**RECORD EXCERPTS:**
▬▬▬▬▬▬▬▬▬▬

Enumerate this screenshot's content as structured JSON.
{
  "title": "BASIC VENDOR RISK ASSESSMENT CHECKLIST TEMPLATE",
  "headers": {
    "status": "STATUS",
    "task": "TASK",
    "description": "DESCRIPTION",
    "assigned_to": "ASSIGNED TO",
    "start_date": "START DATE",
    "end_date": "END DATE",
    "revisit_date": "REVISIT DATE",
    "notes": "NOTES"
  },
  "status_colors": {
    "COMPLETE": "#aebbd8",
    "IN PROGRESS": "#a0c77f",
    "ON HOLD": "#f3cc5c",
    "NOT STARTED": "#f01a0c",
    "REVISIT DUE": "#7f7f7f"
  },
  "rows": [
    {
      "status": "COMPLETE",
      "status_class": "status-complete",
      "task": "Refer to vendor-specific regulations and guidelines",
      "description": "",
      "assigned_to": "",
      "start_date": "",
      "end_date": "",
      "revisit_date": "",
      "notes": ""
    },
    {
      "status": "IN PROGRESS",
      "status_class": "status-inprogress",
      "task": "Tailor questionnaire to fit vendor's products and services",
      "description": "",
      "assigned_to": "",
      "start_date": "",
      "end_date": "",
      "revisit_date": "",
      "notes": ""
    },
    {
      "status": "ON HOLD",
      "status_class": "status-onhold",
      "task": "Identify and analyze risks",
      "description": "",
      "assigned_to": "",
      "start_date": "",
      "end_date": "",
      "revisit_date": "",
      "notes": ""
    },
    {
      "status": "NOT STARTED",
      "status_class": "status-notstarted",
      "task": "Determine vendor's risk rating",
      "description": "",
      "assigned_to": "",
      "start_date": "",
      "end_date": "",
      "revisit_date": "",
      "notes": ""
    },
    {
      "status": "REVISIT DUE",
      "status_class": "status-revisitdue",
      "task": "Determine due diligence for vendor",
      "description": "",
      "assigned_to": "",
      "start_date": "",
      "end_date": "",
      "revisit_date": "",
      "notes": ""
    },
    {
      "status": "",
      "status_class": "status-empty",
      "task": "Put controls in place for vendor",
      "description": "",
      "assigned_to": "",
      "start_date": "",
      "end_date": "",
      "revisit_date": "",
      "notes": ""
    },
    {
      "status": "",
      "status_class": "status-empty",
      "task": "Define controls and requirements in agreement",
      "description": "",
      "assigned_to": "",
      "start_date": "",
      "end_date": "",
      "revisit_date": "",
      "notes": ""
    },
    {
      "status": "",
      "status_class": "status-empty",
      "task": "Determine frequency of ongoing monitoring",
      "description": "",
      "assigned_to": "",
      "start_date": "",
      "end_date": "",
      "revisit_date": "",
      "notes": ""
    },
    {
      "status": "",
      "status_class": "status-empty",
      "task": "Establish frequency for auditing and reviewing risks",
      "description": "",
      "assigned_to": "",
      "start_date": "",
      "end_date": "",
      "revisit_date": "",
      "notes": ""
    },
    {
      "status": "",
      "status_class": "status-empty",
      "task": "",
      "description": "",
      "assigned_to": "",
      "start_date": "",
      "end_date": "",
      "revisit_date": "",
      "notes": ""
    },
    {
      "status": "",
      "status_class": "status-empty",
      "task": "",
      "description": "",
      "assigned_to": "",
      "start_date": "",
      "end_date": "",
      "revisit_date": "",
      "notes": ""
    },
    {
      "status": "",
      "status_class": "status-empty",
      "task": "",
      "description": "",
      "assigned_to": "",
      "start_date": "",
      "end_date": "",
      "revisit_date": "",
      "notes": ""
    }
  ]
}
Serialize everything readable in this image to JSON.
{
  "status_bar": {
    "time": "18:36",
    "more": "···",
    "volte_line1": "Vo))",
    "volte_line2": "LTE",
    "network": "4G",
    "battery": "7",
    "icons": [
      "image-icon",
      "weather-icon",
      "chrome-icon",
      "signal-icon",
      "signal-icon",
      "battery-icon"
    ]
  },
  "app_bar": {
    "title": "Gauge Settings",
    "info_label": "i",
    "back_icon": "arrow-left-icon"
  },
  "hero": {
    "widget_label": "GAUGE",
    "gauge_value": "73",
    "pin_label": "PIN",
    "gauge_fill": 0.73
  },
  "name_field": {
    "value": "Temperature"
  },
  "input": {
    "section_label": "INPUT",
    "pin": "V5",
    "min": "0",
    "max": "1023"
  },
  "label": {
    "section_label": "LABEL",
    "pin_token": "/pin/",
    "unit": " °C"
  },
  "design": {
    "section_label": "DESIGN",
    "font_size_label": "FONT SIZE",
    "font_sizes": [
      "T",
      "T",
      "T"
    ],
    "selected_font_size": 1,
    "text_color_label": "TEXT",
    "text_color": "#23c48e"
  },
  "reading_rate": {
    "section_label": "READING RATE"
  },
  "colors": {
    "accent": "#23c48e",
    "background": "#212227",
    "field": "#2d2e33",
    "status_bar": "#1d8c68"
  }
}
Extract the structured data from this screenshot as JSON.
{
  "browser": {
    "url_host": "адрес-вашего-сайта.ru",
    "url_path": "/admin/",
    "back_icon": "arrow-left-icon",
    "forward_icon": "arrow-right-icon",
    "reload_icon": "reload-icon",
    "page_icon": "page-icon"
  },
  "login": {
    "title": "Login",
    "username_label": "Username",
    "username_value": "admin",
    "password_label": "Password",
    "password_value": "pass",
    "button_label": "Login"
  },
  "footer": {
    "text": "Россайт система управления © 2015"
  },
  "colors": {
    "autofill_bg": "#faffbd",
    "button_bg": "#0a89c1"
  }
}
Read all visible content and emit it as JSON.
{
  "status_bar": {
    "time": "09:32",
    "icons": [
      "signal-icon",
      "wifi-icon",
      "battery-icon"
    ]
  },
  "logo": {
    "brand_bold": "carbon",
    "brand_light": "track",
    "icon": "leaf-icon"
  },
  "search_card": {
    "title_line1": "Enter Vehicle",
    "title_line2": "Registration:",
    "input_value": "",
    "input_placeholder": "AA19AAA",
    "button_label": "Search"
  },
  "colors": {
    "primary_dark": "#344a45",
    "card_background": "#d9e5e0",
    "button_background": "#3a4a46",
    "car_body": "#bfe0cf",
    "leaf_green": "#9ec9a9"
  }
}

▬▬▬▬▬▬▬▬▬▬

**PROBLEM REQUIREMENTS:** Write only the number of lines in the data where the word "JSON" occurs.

**RESPONSE AREA:** 4